INSTRUCTIONS TO FOLLOW:
The job is to find each line in the entries holding the string "screenshot" and copy that line.
*** Block opens ***
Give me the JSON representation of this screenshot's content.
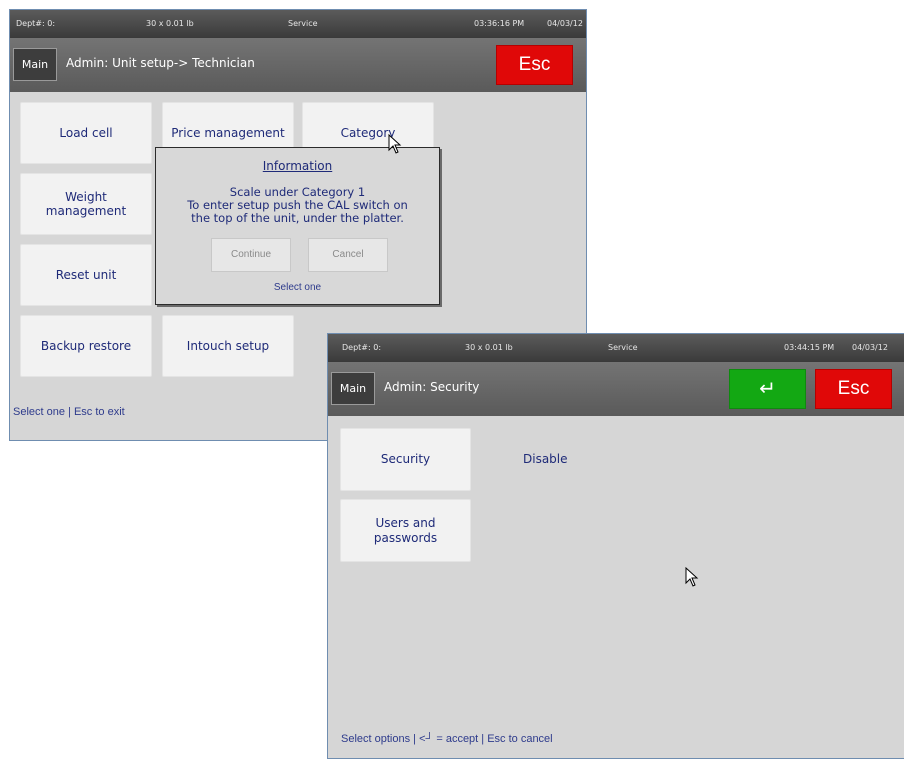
{
  "back_window": {
    "status": {
      "dept": "Dept#: 0:",
      "capacity": "30 x 0.01 lb",
      "mode": "Service",
      "time": "03:36:16 PM",
      "date": "04/03/12"
    },
    "main_label": "Main",
    "title": "Admin: Unit setup-> Technician",
    "esc_label": "Esc",
    "tiles": {
      "load_cell": "Load cell",
      "price_management": "Price management",
      "category": "Category",
      "weight_management": "Weight\nmanagement",
      "reset_unit": "Reset unit",
      "backup_restore": "Backup restore",
      "intouch_setup": "Intouch setup"
    },
    "footer": "Select one | Esc to exit",
    "dialog": {
      "title": "Information",
      "line1": "Scale under Category 1",
      "line2": "To enter setup push the CAL switch on",
      "line3": "the top of the unit, under the platter.",
      "continue_label": "Continue",
      "cancel_label": "Cancel",
      "select_text": "Select one"
    }
  },
  "front_window": {
    "status": {
      "dept": "Dept#: 0:",
      "capacity": "30 x 0.01 lb",
      "mode": "Service",
      "time": "03:44:15 PM",
      "date": "04/03/12"
    },
    "main_label": "Main",
    "title": "Admin: Security",
    "enter_icon": "↵",
    "esc_label": "Esc",
    "tiles": {
      "security": "Security",
      "users_passwords": "Users and\npasswords"
    },
    "security_value": "Disable",
    "footer": "Select options | <┘ = accept | Esc to cancel"
  },
  "colors": {
    "esc": "#e00808",
    "enter": "#13a813",
    "label_text": "#1e2a78",
    "panel_bg": "#d6d6d6"
  }
}
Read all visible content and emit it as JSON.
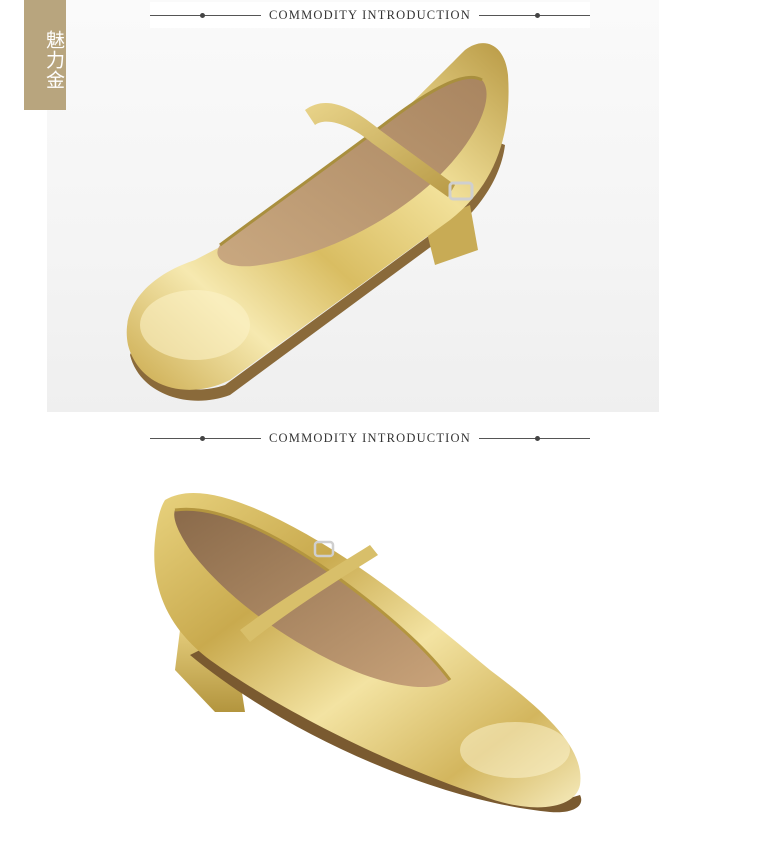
{
  "color_tag": {
    "label": "魅力金"
  },
  "sections": [
    {
      "header": "COMMODITY INTRODUCTION",
      "image": "gold-mary-jane-shoe-top-view-icon"
    },
    {
      "header": "COMMODITY INTRODUCTION",
      "image": "gold-mary-jane-shoe-side-view-icon"
    }
  ],
  "colors": {
    "tag_background": "#b8a57e",
    "gold_light": "#f4e6a6",
    "gold_mid": "#d8bf6a",
    "gold_dark": "#9c8233",
    "insole": "#b48e66",
    "rule": "#555555"
  }
}
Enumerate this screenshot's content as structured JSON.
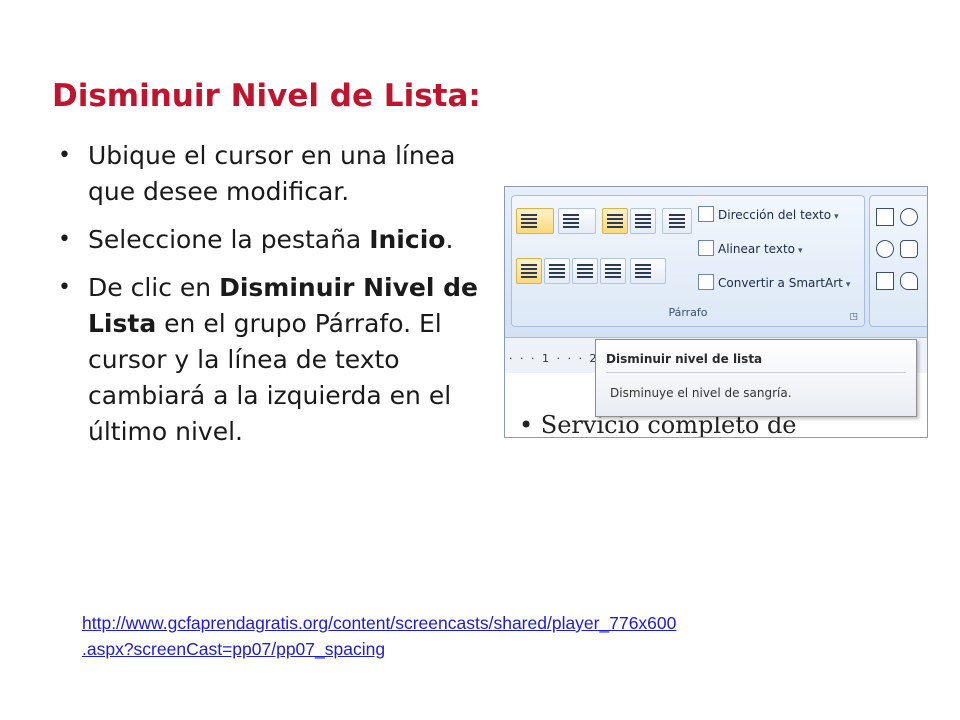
{
  "slide": {
    "title": "Disminuir Nivel de Lista:",
    "bullets": [
      {
        "pre": "Ubique el cursor en una línea que desee modificar.",
        "bold": "",
        "post": ""
      },
      {
        "pre": "Seleccione la pestaña ",
        "bold": "Inicio",
        "post": "."
      },
      {
        "pre": "De clic en ",
        "bold": "Disminuir Nivel de Lista",
        "post": " en el grupo Párrafo. El cursor y la línea de texto cambiará a la izquierda en el último nivel."
      }
    ],
    "link_line1": "http://www.gcfaprendagratis.org/content/screencasts/shared/player_776x600",
    "link_line2": ".aspx?screenCast=pp07/pp07_spacing"
  },
  "screenshot": {
    "commands": [
      "Dirección del texto",
      "Alinear texto",
      "Convertir a SmartArt"
    ],
    "group_label": "Párrafo",
    "ruler_text": "· · · 1 · · · 2",
    "tooltip_title": "Disminuir nivel de lista",
    "tooltip_desc": "Disminuye el nivel de sangría.",
    "doc_text": "•  Servicio completo de"
  },
  "colors": {
    "title": "#c0142e",
    "link": "#1c1cd6",
    "ribbon": "#dfe9f6"
  }
}
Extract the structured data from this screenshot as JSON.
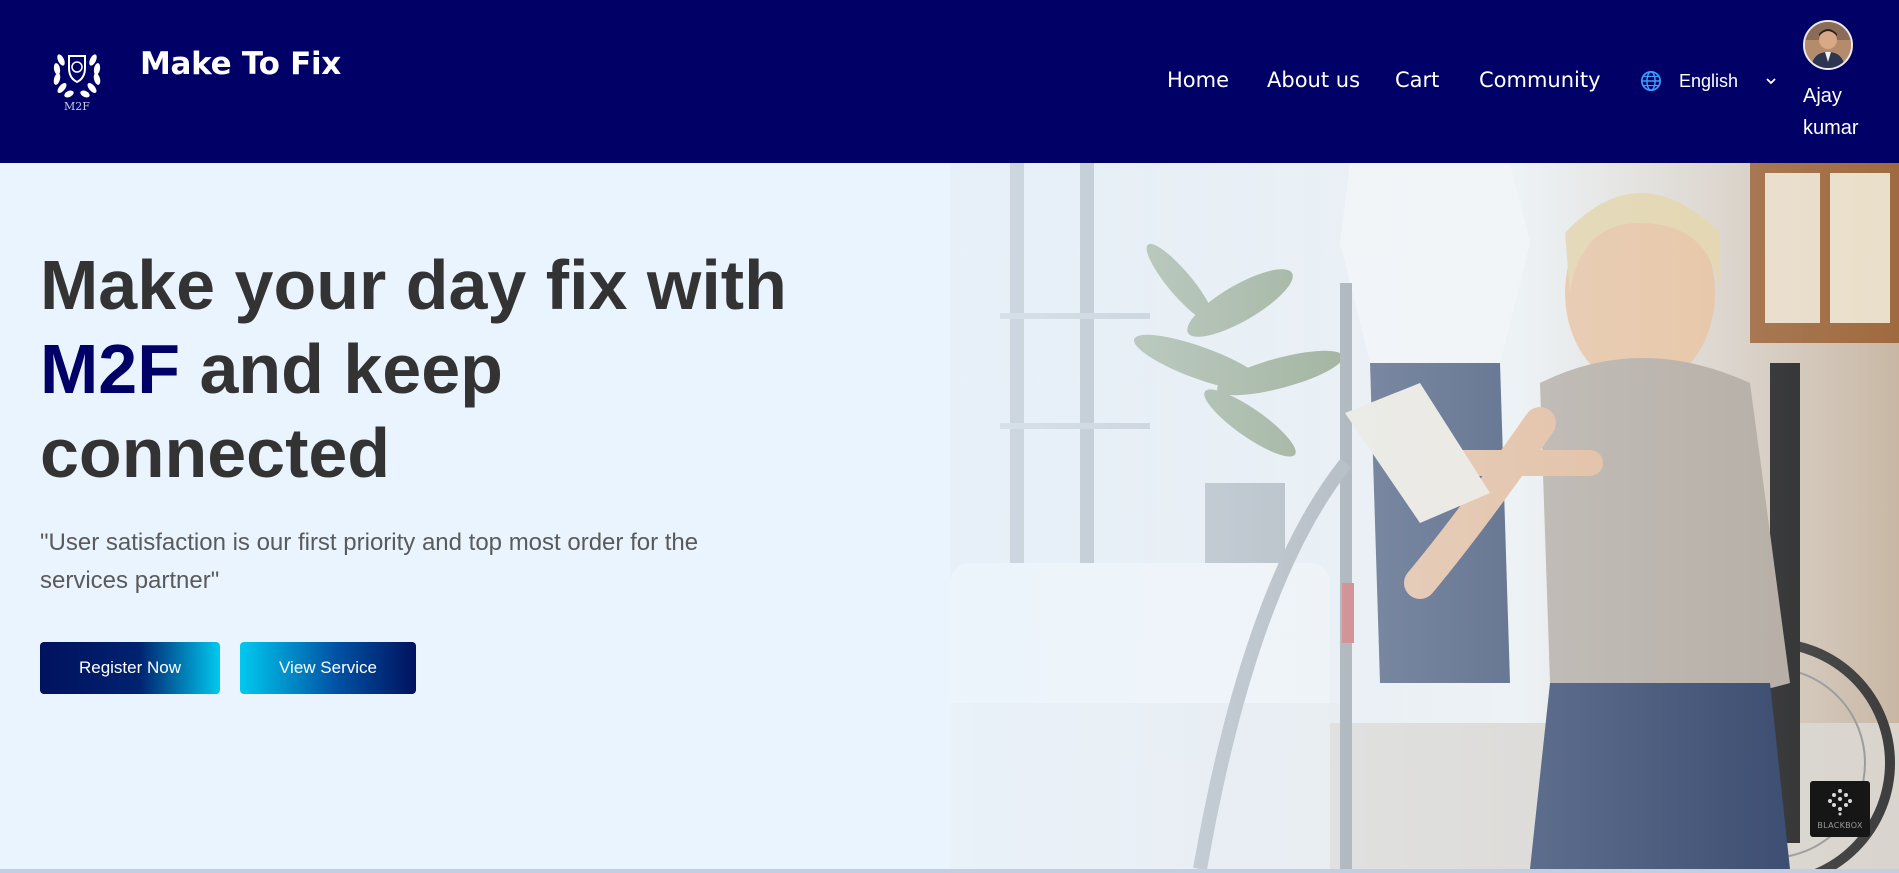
{
  "colors": {
    "header_bg": "#000066",
    "hero_bg": "#eaf4fe",
    "accent": "#000066",
    "heading_text": "#333333"
  },
  "header": {
    "logo_caption": "M2F",
    "brand": "Make To Fix",
    "nav": [
      {
        "label": "Home"
      },
      {
        "label": "About us"
      },
      {
        "label": "Cart"
      },
      {
        "label": "Community"
      }
    ],
    "language": {
      "icon": "globe-icon",
      "selected": "English"
    },
    "user": {
      "name": "Ajay kumar",
      "icon": "avatar"
    }
  },
  "hero": {
    "headline_part1": "Make your day fix with",
    "headline_accent": "M2F",
    "headline_part2": "and keep connected",
    "tagline": "\"User satisfaction is our first priority and top most order for the services partner\"",
    "buttons": {
      "register": "Register Now",
      "view_service": "View Service"
    }
  },
  "badge": {
    "text": "BLACKBOX"
  }
}
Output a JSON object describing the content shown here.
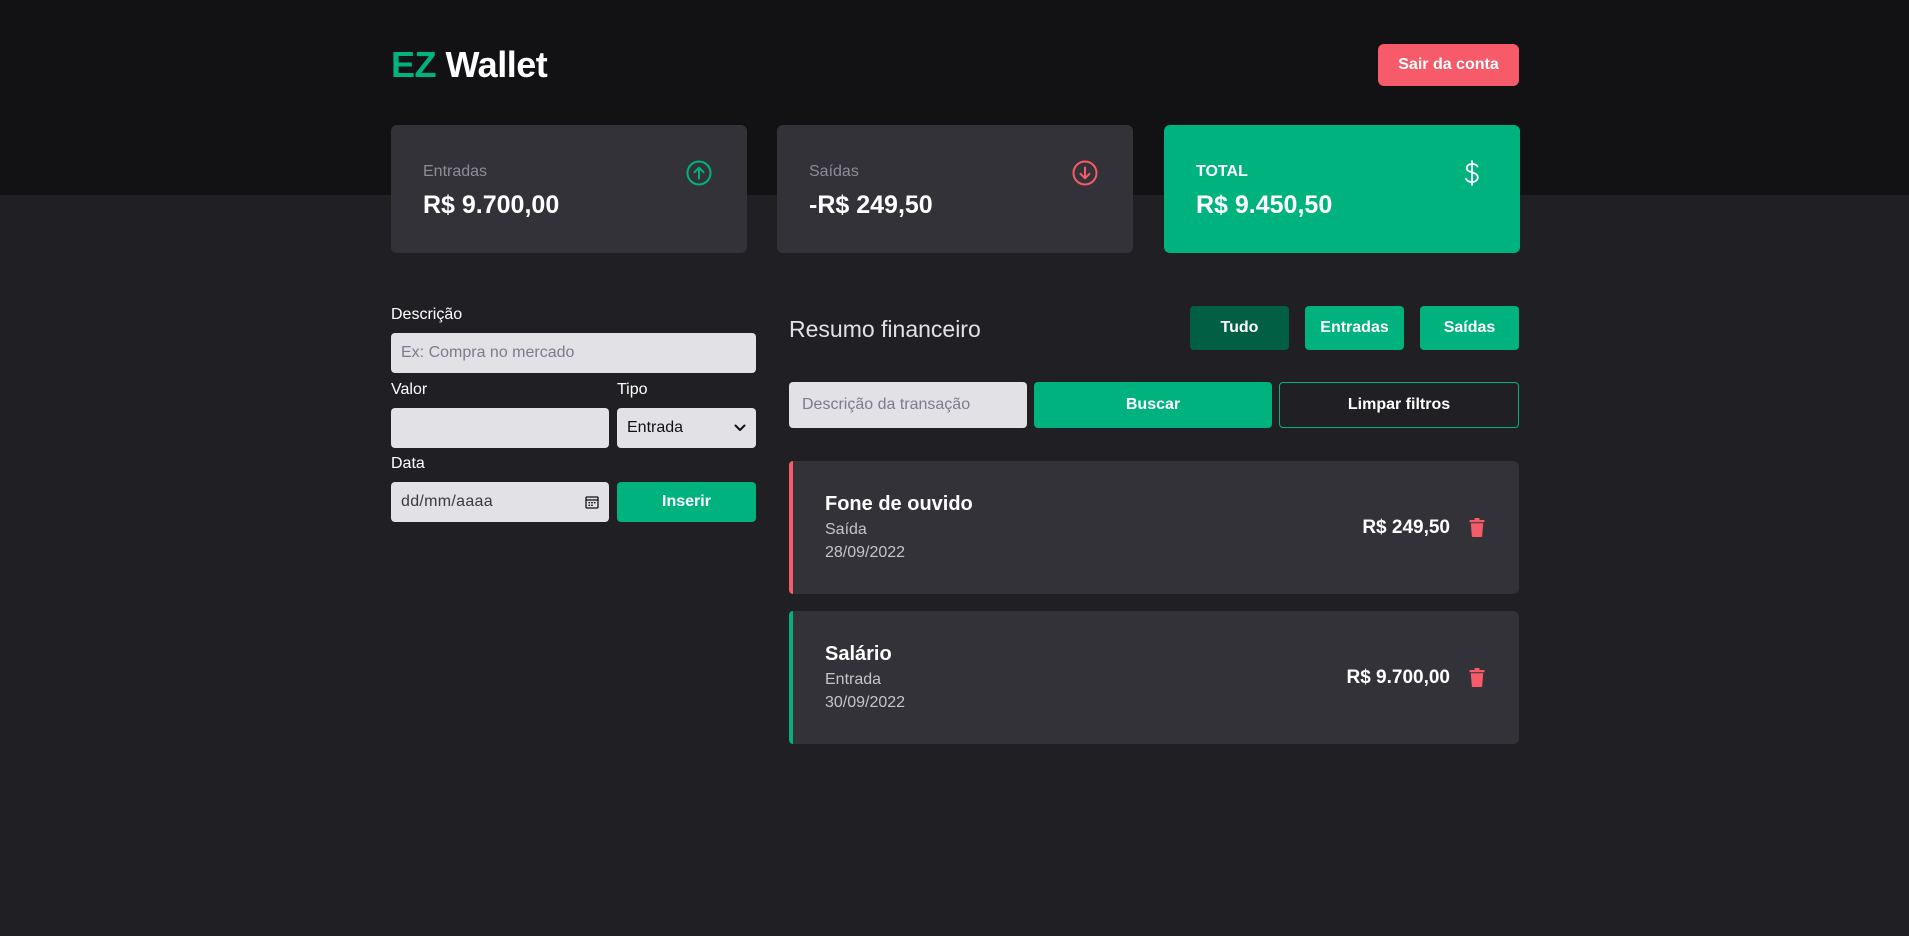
{
  "header": {
    "logo_accent": "EZ",
    "logo_rest": "Wallet",
    "logout_label": "Sair da conta"
  },
  "cards": {
    "income": {
      "label": "Entradas",
      "value": "R$ 9.700,00",
      "icon": "arrow-up-circle-icon"
    },
    "outcome": {
      "label": "Saídas",
      "value": "-R$ 249,50",
      "icon": "arrow-down-circle-icon"
    },
    "total": {
      "label": "TOTAL",
      "value": "R$ 9.450,50",
      "icon": "dollar-sign-icon"
    }
  },
  "form": {
    "description_label": "Descrição",
    "description_placeholder": "Ex: Compra no mercado",
    "value_label": "Valor",
    "value_value": "",
    "type_label": "Tipo",
    "type_selected": "Entrada",
    "date_label": "Data",
    "date_placeholder": "dd/mm/aaaa",
    "insert_label": "Inserir"
  },
  "summary": {
    "title": "Resumo financeiro",
    "filters": [
      {
        "label": "Tudo",
        "active": true
      },
      {
        "label": "Entradas",
        "active": false
      },
      {
        "label": "Saídas",
        "active": false
      }
    ],
    "search_placeholder": "Descrição da transação",
    "search_label": "Buscar",
    "clear_label": "Limpar filtros"
  },
  "transactions": [
    {
      "title": "Fone de ouvido",
      "type": "Saída",
      "date": "28/09/2022",
      "amount": "R$ 249,50",
      "kind": "outcome"
    },
    {
      "title": "Salário",
      "type": "Entrada",
      "date": "30/09/2022",
      "amount": "R$ 9.700,00",
      "kind": "income"
    }
  ],
  "colors": {
    "accent_green": "#00b37e",
    "accent_green_dark": "#015f43",
    "accent_red": "#f75a68",
    "bg_dark": "#121214",
    "bg": "#202024",
    "card": "#323238"
  }
}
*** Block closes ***
ANSWER BOX:
Give me the JSON representation of this screenshot's content.
Enumerate this screenshot's content as structured JSON.
  "screenshot": {
Extract the structured data from this screenshot as JSON.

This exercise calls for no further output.